2004 we first started seeing fake Easter smurfs appearing
on the market. Suddenly a huge amount of smurfs started
appearing on Ebay and they were all being sold from
Hong Kong. Normally they were being sold in sets of
six and were being shipped in sealed plastic bags
all together. It was actually quite difficult to tell
immediately from a photo if these were indeed fake
as the overall quality of them is quite good but just
the sheer amount of them being sold and the sellers
themselves who were also selling other "rip off"
toys told us that these were indeed unlicensed, inferiour
closer inspection with the smurfs in hand it is easier
to spot that these are fakes. The smurf figures themselves
are slightly smaller overall than the genuine figures
and whereas the originals are all a one piece mold,
most of the fake versions are in fact two piece molds.
Some of the smurfs are quite easy to pull apart making
them a health concern, especially for younger children,
due to the choking hazzard. The markings are identical
to the original smurfs although the blue dot is a
lot darker than the blue dot we see on genuine smurfs
and the markings themselves are quite blurry.
that these fake Easter smurfs have been around for
a while, they are unfortunately much more difficult
to spot as they are being sold seperately or in amongst
other smurfs. Sometimes the seller may not even be
aware that these smurfs are indeed fake although we
have noticed some very well known smurf sellers on

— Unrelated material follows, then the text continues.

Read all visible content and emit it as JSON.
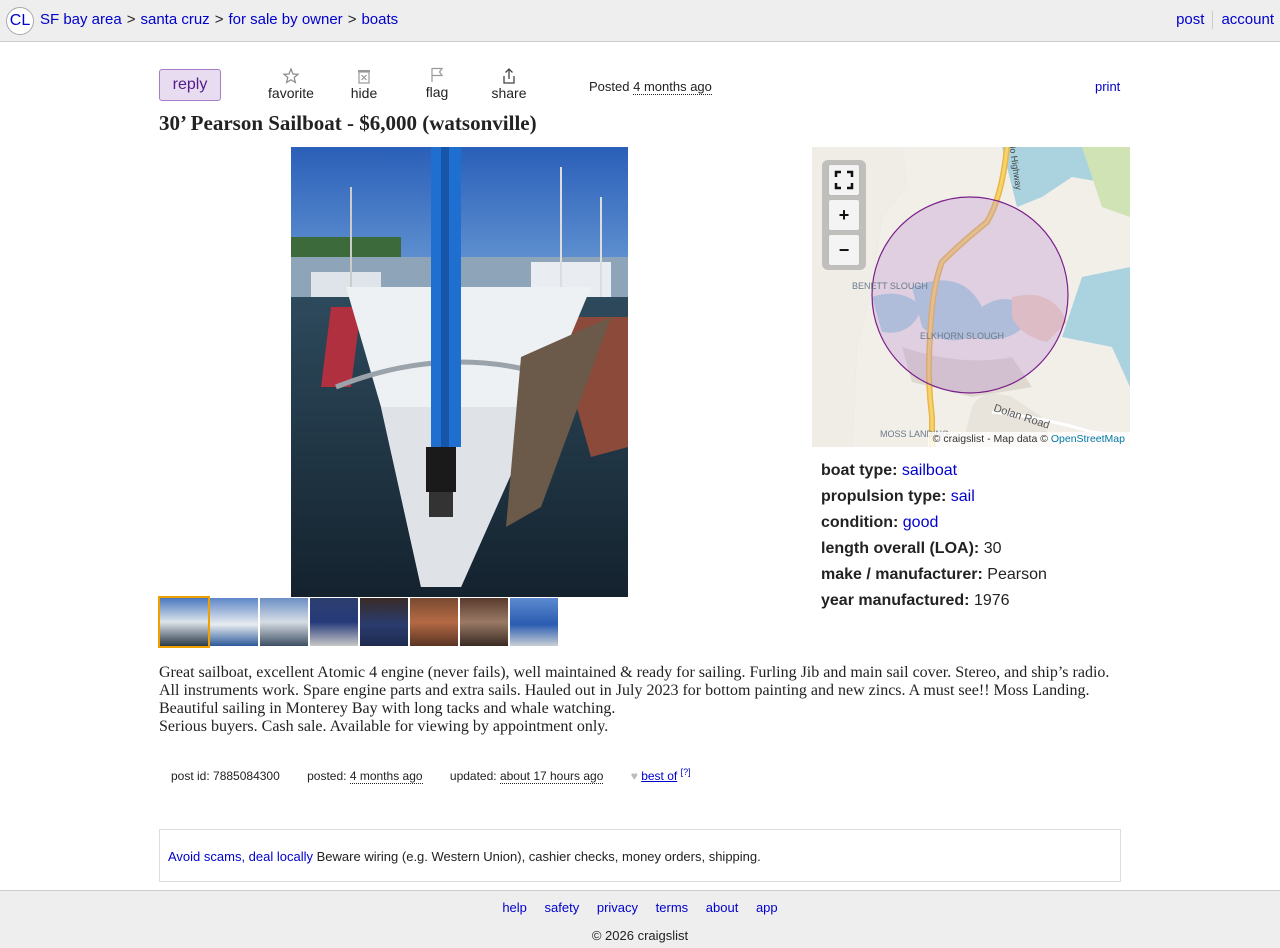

Ebay selling them.
be aware when buying Easter smurfs, these fake figures
have a much lower value and as already mentioned,
could be a health risk to children.
Written February 2007